Shidiyo – A fine balancing act

Shidiyo – A fine balancing act

Team Cafe

In the village of Balli Muth, a ritual symbolizing penance called Shidiyo is performed as part of the Shigmo celebrations in the state. In the courtyard of the village deity Shri Shantadurga Ballikarin, a 20-foot pole is erected in the center of the ground and attaching a 30-foot horizontal pole, locally known as laat, to it. The laat is balanced and can hold a man at one end.

Manoj Bharve, the temple priest informs that this year, there will be two Gades from Kholakar and Khupkar. “Besides the two main Gades, who are married men, there will be Lhann Gades too which are usually young boys in the age group of 12-14 years. Since this year the festival is clashing with the exams, I am not sure how many Lhann Gades will be participating. There are many families that return from outside the state and country especially for their sons to earn this right as they participate as Lhann Gades,” says Manoj, as he prepares for the festival. 

“The laat is usually of a wood called Mattu and it is brought in a procession from the village of Kavlem near Zambaulim in Quepem on the previous day. We set it up and do a trial before the actual festival. On the day of Shidiyo, at around 9 am we begin with the ceremony. A Gada is tied face down to the laat. A group of people then hold a rope attached to the other end of the laat to ensure its balance as the laat is rotated five times, alternating between clockwise and counter clockwise rotations. Finally, the Gada is released from the laat. After this, the Gades visit the 13 Devasthans and present their offerings. They then head to a pond for a bath and swallow a mouthful of water and carry the water back to the shore to complete the ritual. For the Lhann Gades, the skin of their abdomen is pricked with a needle and medicine is applied. We celebrate Gulal the next day,” informs Manoj, who has been serving the temple, Shree Shantadurga Ballikarin Saunsthan, Balli, for more than 50 years.

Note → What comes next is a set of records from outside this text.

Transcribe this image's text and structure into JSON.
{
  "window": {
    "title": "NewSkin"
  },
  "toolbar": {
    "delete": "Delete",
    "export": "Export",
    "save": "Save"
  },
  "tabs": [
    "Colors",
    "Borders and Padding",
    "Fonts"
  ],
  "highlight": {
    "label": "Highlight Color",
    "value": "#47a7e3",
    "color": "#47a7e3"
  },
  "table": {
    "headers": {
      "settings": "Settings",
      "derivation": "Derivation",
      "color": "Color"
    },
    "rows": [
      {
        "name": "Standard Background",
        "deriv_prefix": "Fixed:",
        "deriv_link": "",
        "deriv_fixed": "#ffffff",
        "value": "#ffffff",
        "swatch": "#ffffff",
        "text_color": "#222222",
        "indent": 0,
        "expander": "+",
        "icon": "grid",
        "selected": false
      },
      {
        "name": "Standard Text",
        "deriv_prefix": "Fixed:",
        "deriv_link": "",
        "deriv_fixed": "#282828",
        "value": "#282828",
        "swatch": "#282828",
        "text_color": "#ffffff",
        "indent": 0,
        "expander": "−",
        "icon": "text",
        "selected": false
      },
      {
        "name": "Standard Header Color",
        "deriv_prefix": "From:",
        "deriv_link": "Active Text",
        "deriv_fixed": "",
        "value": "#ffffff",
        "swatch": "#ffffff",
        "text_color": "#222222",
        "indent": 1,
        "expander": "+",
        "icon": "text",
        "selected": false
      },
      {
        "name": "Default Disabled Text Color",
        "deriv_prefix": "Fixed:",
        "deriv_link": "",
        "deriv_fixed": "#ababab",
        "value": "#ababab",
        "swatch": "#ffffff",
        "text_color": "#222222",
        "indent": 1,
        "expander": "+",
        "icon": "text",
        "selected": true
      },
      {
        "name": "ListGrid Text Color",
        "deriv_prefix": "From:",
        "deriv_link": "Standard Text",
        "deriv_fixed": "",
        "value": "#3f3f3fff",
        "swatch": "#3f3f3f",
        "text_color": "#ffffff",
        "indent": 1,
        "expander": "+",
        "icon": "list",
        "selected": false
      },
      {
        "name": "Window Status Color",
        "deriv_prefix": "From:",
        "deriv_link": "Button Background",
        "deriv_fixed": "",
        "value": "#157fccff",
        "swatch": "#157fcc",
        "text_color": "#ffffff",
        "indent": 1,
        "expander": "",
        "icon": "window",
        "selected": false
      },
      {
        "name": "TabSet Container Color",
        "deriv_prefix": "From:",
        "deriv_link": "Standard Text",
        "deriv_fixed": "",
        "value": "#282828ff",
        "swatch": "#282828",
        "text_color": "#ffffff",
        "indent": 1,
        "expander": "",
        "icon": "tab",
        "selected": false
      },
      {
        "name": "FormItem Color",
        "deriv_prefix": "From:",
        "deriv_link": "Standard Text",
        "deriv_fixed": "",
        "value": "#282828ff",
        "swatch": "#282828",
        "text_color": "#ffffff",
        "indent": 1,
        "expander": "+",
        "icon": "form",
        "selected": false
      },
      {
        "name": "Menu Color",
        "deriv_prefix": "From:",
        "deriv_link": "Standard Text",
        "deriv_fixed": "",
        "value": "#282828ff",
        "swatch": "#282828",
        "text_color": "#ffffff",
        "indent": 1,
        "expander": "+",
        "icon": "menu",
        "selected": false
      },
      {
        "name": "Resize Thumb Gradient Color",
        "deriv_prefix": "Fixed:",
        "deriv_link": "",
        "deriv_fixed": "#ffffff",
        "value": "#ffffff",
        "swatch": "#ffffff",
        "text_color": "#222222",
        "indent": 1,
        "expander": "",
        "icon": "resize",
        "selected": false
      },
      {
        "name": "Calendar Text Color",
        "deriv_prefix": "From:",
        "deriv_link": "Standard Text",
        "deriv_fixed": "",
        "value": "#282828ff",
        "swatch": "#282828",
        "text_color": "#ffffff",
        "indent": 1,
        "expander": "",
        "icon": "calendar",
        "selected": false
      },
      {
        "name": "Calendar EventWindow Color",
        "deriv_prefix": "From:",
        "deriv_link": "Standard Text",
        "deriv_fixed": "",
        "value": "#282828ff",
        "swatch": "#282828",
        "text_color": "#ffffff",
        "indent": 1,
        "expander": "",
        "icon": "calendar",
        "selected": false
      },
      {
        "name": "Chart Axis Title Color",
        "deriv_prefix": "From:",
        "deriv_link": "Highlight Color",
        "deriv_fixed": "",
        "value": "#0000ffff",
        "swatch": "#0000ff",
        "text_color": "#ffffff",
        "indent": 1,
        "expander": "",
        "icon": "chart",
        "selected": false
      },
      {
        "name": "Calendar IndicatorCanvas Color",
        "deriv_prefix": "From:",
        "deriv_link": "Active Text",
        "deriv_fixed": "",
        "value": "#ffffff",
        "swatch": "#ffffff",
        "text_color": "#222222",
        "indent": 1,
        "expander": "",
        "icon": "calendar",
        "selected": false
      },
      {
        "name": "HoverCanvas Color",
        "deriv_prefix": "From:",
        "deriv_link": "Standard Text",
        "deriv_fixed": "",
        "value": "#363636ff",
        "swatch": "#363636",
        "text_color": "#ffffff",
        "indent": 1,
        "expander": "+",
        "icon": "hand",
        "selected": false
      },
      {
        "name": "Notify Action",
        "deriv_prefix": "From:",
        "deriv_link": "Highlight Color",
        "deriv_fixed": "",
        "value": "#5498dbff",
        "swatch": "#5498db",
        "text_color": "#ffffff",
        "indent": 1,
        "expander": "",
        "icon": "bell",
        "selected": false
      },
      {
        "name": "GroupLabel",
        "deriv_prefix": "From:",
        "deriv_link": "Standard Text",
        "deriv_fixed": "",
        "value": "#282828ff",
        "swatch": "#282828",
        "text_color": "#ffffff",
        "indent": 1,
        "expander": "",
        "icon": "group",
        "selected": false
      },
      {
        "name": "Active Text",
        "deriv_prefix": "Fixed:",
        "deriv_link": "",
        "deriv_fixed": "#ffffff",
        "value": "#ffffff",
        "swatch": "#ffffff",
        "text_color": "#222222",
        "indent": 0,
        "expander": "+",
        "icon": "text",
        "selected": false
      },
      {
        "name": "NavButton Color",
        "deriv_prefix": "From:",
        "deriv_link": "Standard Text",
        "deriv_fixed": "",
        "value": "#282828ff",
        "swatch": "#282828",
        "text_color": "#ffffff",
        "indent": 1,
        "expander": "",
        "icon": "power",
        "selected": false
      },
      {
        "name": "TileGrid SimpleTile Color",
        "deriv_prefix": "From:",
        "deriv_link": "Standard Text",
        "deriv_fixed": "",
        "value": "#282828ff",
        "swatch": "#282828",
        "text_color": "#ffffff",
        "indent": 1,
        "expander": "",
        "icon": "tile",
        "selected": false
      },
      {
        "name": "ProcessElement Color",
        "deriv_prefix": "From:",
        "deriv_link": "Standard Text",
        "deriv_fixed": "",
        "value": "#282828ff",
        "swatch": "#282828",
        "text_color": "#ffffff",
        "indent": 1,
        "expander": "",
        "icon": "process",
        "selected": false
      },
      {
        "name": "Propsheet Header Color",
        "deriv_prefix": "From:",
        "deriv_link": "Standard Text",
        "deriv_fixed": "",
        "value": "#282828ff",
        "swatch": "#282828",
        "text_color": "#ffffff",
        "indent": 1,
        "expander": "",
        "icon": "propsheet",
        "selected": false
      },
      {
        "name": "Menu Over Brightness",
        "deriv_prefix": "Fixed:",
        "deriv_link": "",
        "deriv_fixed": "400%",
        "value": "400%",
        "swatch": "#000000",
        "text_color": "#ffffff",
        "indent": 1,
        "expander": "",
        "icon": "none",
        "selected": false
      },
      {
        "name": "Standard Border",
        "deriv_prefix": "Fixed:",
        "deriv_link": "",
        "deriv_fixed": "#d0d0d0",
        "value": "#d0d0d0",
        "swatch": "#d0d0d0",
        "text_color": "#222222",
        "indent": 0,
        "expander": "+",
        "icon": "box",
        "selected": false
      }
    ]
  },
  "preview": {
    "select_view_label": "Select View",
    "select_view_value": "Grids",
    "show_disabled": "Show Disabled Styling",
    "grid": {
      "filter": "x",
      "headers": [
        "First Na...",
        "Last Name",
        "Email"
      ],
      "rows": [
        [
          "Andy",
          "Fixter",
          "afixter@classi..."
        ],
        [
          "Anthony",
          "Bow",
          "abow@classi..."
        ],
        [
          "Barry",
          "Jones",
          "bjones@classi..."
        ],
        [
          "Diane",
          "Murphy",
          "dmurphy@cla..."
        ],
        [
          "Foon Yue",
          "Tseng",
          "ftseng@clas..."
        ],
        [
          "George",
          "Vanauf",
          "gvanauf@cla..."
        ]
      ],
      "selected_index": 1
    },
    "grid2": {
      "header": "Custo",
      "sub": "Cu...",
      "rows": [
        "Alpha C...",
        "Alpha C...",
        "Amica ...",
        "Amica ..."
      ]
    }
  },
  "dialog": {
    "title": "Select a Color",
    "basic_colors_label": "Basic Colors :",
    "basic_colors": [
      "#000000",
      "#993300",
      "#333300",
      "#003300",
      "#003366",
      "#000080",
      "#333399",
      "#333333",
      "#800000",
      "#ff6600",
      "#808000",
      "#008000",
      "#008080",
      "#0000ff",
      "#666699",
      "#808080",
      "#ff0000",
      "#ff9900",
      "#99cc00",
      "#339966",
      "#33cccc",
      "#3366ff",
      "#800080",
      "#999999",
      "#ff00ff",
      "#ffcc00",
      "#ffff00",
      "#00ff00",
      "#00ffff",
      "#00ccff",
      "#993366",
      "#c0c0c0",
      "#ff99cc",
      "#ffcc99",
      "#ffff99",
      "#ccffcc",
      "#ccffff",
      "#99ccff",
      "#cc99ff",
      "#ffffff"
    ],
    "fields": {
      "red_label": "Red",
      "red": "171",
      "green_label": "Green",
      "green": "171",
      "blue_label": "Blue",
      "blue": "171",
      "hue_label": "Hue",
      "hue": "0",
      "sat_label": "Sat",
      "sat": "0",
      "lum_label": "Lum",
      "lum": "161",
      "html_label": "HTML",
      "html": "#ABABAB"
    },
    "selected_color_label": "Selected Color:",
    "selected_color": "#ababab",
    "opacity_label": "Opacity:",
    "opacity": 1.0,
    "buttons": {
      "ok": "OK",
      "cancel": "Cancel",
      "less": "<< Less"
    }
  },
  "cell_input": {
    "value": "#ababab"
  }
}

There is a very interesting legend behind the festival. Manoj retells the story, “According to legend, the Velip community had their settlement in the nearby forest of Sundalem where they used to worship Santeri, the mother goddess. People belonging to the Desai community, used to visit this goddess during the Shigmo and participate in the Zatra held there. Since organising the zatra and feeding the people was an expensive affair then, one year the Velip community informed the Desais that the festival is on the following day. As the Desais had already reached the venue with their offerings, they kept it there and returned home. The next day, when they went for the Zatra, they were told that it was already held. This made the Desais very angry and they pleaded to the goddess to leave her abode in Sundalem and come down with them to Balli.”

He further adds, “The goddess agreed to oblige only if a fruit was offered to her for every step. The Desais agreed and took the same coconuts that they had brought for the zatra and broke each cocnut for her steps. However, they were not enough. Since they were passing through a dense forest, they started offering her the seasonal fruits from the trees. 

The goddess decided to rest and didn’t want to proceed so the Desais offered to give her a sacrifice that was called Potchem and Fatchem- the blood of elderly person and a young boy respectively, the ritual which now involves the penance by Gades and Lhann Gades. She agreed and proceeded to the current place of the temple. This tradition of celebrating Shidiyo is strongly followed by the villagers.” 

Since the Desai families offered fruits to the goddess, they earned the title of Phal to their surname. “All the families who have the surname Phal Desais will find their origins in this village,” says Manoj. The festival will be held today at the temple, Shree Shantadurga Ballikarin Saunsthan, Balli.


Idhar Udhar